At this stage, subject matter experts, commercial leaders and lawyers should be roped in to help with the review, he advised.
Second, the service contract must enable the business to comply with its own obligations, be they contractual, regulatory and legal, according to the lawyer.
Bratby points to two prongs of attack which can help:
- The service contract should include rights to reports, review, monitor and audit. This way, issues should be spotted at the early stages. Businesses should also ensure control rights so that issues can be resolved by making changes to any of the details set out in the service contract.
- Obligations that businesses are subject to in contracts with third parties (including customers, employees and counterparties) and under regulations and laws should be passed down to the vendor in the service contract.
"This is a legal and a practical issue. The service contract should include sufficient termination rights for the business (e.g. for default, change of control, insolvency, service deterioration, security/confidentiality breach, regulatory requirements) and, in any event, the service contract should not be evergreen; it should be for a fixed period of time to force the business to take stock of affairs," said Bratby.
Clause for exit useful
According to Matthew Hunter, associate at Olswang Asia, including a right for the business to exit at will is also useful but may come at a cost. "Although, an advantage of cloud may be that pay-as-you-go services allow for flexibility here," he noted.
On the practical side, the service contract should include a plan detailing the steps to be taken on exit, the assistance the vendor must provide and how data will be extracted from the vendor, added Hunter. "This last point is imperative so that businesses comply with their confidentiality, privacy and security obligations. Regulators would often expect businesses to ensure that data is returned or destroyed upon request at the end of a contract's life," said the Olswang associate.

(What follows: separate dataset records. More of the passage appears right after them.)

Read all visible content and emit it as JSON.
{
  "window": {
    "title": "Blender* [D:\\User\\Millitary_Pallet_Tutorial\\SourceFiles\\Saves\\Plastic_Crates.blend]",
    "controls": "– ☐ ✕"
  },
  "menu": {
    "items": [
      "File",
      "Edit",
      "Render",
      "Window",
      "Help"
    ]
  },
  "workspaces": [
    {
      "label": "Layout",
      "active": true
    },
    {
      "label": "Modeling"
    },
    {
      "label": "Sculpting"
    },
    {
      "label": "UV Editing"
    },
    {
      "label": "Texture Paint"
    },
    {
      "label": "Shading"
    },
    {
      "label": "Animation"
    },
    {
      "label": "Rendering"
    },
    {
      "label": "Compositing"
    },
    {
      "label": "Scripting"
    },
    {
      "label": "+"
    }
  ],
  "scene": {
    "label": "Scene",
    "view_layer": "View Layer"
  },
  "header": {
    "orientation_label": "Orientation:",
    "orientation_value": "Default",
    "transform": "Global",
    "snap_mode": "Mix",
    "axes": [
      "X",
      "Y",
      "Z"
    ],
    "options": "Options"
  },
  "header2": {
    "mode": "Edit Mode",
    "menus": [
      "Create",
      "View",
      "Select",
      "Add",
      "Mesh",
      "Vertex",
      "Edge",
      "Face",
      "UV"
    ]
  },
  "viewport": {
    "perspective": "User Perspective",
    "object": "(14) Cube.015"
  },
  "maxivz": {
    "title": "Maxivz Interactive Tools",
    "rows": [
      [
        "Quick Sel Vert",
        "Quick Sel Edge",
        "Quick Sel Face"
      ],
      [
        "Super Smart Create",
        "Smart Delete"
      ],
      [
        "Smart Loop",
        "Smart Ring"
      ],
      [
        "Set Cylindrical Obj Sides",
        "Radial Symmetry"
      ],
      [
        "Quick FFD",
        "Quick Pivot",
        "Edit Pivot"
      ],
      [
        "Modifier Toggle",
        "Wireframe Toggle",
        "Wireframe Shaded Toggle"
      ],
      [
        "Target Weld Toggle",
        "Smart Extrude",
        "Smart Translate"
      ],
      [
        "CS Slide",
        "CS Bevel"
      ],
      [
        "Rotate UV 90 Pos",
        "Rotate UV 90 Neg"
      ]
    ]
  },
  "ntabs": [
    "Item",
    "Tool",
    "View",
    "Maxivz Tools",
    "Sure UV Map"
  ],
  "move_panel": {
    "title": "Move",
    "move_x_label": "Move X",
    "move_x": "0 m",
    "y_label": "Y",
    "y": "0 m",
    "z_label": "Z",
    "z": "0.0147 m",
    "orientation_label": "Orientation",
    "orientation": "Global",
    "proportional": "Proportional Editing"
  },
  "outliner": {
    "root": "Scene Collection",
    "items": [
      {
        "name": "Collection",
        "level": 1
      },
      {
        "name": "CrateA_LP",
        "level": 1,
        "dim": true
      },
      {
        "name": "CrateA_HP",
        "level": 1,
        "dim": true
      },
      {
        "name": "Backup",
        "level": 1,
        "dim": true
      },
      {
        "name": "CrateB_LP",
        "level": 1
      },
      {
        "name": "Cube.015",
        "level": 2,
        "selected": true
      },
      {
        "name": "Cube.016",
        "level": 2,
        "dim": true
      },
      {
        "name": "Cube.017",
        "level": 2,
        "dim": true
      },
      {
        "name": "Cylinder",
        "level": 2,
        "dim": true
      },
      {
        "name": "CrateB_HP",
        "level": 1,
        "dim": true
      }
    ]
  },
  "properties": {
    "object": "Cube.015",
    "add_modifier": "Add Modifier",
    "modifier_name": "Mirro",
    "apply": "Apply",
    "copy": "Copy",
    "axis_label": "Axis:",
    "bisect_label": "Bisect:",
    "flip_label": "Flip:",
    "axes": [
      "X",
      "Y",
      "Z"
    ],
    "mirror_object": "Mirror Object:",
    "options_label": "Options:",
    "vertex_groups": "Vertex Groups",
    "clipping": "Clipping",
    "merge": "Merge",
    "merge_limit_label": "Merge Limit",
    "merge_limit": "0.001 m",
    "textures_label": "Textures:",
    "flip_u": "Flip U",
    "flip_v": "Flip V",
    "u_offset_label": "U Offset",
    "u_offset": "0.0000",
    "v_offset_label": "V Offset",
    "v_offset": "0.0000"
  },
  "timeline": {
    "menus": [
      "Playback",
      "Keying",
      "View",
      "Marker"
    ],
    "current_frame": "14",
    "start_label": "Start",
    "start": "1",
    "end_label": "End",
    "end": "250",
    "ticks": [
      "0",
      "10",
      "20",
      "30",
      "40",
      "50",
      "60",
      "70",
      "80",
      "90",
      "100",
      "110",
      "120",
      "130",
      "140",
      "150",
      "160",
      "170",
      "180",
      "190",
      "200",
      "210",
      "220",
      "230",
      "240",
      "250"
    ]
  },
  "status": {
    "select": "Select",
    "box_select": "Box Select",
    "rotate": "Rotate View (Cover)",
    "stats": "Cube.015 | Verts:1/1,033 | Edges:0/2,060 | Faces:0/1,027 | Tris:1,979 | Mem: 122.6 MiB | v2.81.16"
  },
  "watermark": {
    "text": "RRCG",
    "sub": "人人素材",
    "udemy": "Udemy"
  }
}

One final area is intellectual property risk, as cloud services may involve the use of software and other intellectual property rights under a licence, noted Hunter. The business could be dragged into a legal dispute in the event of third party claims of infringement against the cloud service provider.
"Vendors should be expected to protect businesses from this risk by providing an intellectual property indemnity in the service contract in favor of the business," said Hunter.